Mother-to-be on Universal Credit had benefits slashed to a penny a month

Tom Embury-Dennis
Keeley Sheppard claims she was given no explanation for the sanction: Getty

A mother-to-be has had her Universal Credit benefits cut to just one penny a month.

Keeley Sheppard, who is 29-weeks pregnant, expected to receive £500 per month after moving into her father’s house with her partner Dan Pye.

But after switching to a joint Universal Credit claim, they were told they would only receive a penny.

“We were both on single universal credit claims before," the 20-year-old told The Mirror. "Everything was fine, we went to appointments, did all that stuff.

"We went onto a joint claim because we were moving in together. It wasn't until last month when we logged on to our UC account and found out we were getting paid a penny."

Ms Keeley, from Lechdale, Gloucestershire, is expecting to give birth of her first child by Christmas.

She said she was given no explanation for the sanction and was forced to take out an emergency £300 loan from the Job Centre.

The couple’s Universal Credit payment has now increased to £40 a month, although she said that is still below what they expected.

“In the last month I have been told, because I'm 29 weeks pregnant now, that I can only be sanctioned up to 20 per cent, if I am sanctioned," she said. "But I've been sanctioned pretty much fully."

Universal Credit is a single monthly payment for people in or out of work who are struggling with living costs.

Earlier this week, the Government suffered a humiliating defeat in the House of Commons as a vote was passed to pause the roll-out of the new scheme, which has suffered a series of technical problems.

Thousands have received late payments.

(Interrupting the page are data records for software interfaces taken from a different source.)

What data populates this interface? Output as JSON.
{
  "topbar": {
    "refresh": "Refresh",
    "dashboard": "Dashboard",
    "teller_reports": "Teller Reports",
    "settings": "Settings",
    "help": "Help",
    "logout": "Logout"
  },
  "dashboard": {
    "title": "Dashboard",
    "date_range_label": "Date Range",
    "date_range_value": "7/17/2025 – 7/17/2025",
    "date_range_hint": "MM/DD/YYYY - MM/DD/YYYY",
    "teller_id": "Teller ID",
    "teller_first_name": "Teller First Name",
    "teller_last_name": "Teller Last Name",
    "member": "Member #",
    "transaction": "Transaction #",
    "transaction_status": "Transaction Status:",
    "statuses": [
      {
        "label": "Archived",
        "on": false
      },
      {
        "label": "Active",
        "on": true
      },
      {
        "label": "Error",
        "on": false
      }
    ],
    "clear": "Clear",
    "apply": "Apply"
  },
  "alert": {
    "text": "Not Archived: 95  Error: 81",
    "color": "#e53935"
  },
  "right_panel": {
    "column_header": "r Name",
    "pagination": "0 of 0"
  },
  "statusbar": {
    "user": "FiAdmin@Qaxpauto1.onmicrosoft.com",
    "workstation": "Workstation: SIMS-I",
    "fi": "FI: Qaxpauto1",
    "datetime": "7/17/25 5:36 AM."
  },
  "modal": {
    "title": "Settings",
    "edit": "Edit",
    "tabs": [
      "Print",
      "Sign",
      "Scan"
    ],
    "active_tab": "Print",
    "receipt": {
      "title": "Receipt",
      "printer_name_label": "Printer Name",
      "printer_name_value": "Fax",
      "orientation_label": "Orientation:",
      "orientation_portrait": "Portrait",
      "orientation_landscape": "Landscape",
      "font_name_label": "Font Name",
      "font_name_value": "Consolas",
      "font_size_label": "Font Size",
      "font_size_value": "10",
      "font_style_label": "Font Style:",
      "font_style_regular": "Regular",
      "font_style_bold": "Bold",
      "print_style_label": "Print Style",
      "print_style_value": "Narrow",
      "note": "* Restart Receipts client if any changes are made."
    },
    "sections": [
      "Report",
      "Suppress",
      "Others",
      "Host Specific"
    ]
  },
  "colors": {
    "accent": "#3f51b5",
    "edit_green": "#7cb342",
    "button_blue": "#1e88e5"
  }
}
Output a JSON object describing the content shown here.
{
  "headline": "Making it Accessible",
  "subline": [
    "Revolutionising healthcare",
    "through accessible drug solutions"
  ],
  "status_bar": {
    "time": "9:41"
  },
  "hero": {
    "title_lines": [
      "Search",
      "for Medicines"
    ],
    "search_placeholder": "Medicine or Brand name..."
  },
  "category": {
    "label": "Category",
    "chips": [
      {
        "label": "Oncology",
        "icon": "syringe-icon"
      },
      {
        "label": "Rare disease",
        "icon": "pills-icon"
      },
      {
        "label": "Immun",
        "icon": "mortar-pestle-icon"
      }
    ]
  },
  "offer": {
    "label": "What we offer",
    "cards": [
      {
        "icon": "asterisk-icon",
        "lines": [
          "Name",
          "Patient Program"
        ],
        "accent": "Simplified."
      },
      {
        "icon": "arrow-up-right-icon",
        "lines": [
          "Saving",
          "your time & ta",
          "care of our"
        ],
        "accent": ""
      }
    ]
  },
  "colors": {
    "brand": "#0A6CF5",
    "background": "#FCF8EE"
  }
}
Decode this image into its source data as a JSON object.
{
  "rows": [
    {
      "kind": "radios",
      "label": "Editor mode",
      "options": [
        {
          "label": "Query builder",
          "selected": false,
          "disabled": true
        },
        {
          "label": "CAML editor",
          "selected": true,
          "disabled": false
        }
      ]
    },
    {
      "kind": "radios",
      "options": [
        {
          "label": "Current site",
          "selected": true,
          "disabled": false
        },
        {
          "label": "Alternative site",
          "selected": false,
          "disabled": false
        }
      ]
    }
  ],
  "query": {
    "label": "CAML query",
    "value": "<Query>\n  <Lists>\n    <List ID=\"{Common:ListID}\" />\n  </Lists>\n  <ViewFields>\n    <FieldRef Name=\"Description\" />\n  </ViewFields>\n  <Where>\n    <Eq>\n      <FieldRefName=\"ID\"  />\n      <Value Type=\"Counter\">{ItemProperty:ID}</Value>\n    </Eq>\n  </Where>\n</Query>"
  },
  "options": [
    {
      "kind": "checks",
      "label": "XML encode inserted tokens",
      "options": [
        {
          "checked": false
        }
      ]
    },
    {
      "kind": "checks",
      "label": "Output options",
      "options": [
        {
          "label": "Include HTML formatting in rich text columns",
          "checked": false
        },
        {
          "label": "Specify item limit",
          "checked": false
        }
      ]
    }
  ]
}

A Department of Work and Pensions spokesperson told The Independent: “Only a small minority of Universal Credit claimants are sanctioned. People are given every opportunity to explain why they have failed to meet their agreed commitments before a decision is made.

“Staff were in contact with Ms Sheppard to make sure she was aware of the deduction but they were not aware that she was pregnant. Ms Sheppard was advised she could access a hardship payment – which she did – receiving it on the same day she applied.”